Early in 1801, some one sent a copy of this song to the Morning Chronicle, and Mr. Perry, its editor, first printed it, anonymously, in his impression of the 28th January, 1801. Mr. Thomas Campbell, who was then at Altona, being a subscriber to the Chronicle, as well as a contributor to its columns, having received that issue, and seeing in it this song, which was so applicable to the case of a Mr. Anthony M‘Cann of Dundalk, co. Louth, then a political exile in Altona, copied it out, suppressed the name of the paper, and, in a moment of weakness and vanity, passed it off on M‘Cann as his (Campbell’s) own production. M‘Cann, of course, believed him, felt highly flattered at the compliment, and grateful for what he must have thought Campbell’s feeling and sympathy for him, the deluded refugee sent a copy of it to his friends in Dundalk, in March, 1801. He stated it was the composition of a Mr. Campbell, an “English” gentleman, of great poetic talent, who was staying at the same hotel with himself. Mr. M‘Cann also added that himself and Mr. Campbell were intimate friends, and that he (M‘Cann) suggested “Erin go Bragh” as the air best adapted for it. This alone would show that Campbell was not the author; and, apart from all historical evidence, the identity of many passages in the poems “Green were the Fields” (which we give in Vol. I.) and “The Exile of Erin,” together with the spirit which breathes in each, go to show that one and the same mind was the author of both. Mrs. Mary Anne MacNamara, Mr. Richard J. Reynolds, and Miss Bridget J. Reynolds, in 1830, proved satisfactorily that Mr. George Nugent Reynolds was the undoubted author of—

The Exile of Erinn.

There came to the beach a poor exile of Erinn,

The dew on his raiment was heavy and chill;

For his country he sighed, when at twilight repairing

To wander alone by the wind-beaten hill.

But the day-star attracted his eye’s sad devotion,

For it rose o’er his own native isle of the ocean,

Where once in the fire of his youthful emotion

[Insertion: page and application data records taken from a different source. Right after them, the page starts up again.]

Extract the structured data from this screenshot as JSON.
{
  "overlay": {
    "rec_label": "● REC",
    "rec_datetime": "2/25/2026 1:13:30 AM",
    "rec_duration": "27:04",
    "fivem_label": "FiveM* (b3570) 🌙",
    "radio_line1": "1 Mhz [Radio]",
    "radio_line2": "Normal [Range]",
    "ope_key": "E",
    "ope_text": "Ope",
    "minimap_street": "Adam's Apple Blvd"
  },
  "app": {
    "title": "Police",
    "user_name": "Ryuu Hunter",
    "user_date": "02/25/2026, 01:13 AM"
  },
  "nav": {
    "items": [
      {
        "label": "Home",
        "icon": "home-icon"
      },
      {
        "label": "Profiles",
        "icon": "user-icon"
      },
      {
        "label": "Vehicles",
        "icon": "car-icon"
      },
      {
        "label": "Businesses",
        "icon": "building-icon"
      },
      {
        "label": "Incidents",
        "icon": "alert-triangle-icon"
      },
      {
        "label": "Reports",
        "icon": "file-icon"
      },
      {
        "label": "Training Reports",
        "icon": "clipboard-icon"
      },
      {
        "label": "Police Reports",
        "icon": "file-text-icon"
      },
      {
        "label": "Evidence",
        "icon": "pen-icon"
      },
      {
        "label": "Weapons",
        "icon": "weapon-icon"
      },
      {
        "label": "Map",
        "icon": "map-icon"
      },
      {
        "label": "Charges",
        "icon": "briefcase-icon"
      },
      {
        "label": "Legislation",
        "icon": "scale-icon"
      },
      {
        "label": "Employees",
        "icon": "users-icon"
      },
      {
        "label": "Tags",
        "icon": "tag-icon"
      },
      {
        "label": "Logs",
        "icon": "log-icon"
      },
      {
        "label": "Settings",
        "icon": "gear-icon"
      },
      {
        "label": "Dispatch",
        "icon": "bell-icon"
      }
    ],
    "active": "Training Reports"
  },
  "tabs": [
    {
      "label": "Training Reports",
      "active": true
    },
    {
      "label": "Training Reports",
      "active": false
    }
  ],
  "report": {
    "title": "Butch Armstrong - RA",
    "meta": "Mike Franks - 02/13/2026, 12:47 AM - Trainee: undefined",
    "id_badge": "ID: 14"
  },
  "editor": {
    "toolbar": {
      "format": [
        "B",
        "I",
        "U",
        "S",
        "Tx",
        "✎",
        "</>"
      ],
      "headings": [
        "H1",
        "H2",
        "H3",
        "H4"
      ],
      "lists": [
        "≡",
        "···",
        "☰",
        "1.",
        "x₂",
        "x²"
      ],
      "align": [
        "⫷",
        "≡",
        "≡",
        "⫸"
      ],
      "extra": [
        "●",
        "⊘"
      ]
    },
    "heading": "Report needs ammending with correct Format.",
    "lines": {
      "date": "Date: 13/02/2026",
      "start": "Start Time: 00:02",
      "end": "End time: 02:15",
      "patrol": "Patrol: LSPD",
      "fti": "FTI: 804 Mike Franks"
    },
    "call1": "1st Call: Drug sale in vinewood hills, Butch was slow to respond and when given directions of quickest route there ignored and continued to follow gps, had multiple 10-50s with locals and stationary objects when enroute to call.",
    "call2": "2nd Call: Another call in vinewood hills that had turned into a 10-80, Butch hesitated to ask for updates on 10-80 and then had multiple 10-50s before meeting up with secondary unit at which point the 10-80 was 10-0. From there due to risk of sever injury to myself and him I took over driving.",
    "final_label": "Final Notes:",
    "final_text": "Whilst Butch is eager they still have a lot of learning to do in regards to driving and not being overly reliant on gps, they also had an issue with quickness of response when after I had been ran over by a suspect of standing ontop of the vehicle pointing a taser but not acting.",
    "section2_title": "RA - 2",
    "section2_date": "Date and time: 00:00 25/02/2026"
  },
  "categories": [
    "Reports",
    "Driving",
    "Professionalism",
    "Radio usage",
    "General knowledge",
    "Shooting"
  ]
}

He sang the bold anthem of Erin go Bragh.

Oh, sad is my fate, said the heart-broken stranger,

The wild deer and wolf to a covert can flee;

But I have no refuge from famine and danger,

A home and a country remain not to me.

Ah! never again in the green sunny bowers,

Where my forefathers lived, shall I spend the sweet hours,

Or cover my harp with the wild woven flowers,

And strike to the numbers of Erin go Bragh.

Erin, my country, though sad and forsaken,

In dreams I revisit thy sea-beaten shore,

But alas! in a far foreign land I awaken,

And sigh for the friends that can meet me no more.

Ah! cruel fate, wilt thou never replace me

In a mansion of peace where no perils can chase me ?

Ah! never again shall my brothers embrace me—

They died to defend me, or live to deplore.

Where is my cabin-door fast by the wild wood ?

Sister and sire, did yon weep for its fall ?

Where is the mother that looked on my childhood ?

And where is the bosom friend dearer than all ?

Oh, my sad heart, long abandoned by pleasure,

Why did it doat on a fast-fading treasure ?

Tears like the rain-drop may fall without measure,

But rapture and beauty they cannot recall!

Yet, all its sad recollections suppressing,

One dying wish my lone bosom can draw—

Erin, an exile bequeaths thee his blessing,

Land of my forefathers, Erin go Bragh.

Buried and cold, when my heart stills its motion,

Green be thy fields, sweetest isle of the ocean,

And thy harp-striking bards sing aloud with devotion,

Erin Mavourneen, Erin go Bragh!


[1] Volume: For the Dedication of this Edition, see Vol. I.

[2] Bard: The above stanza is also ascribed to Robert Orr.

[3] Exile: How feeling is the song of the Irish Exile:

Oh, Erin, Mavourneen! how sad is the parting,

Dear home of our childhood, for ever from thee!

How bitter and burning the tears that are starting,

As we sigh a farewell to thee, Erin Machree!

My country! my country! tho’ far from that loved earth,

Where first I drew breath, from these lips it should go,

My last sigh will be thine, darling land of my birth,

My last prayer for thee, Erin, in welfare or woe.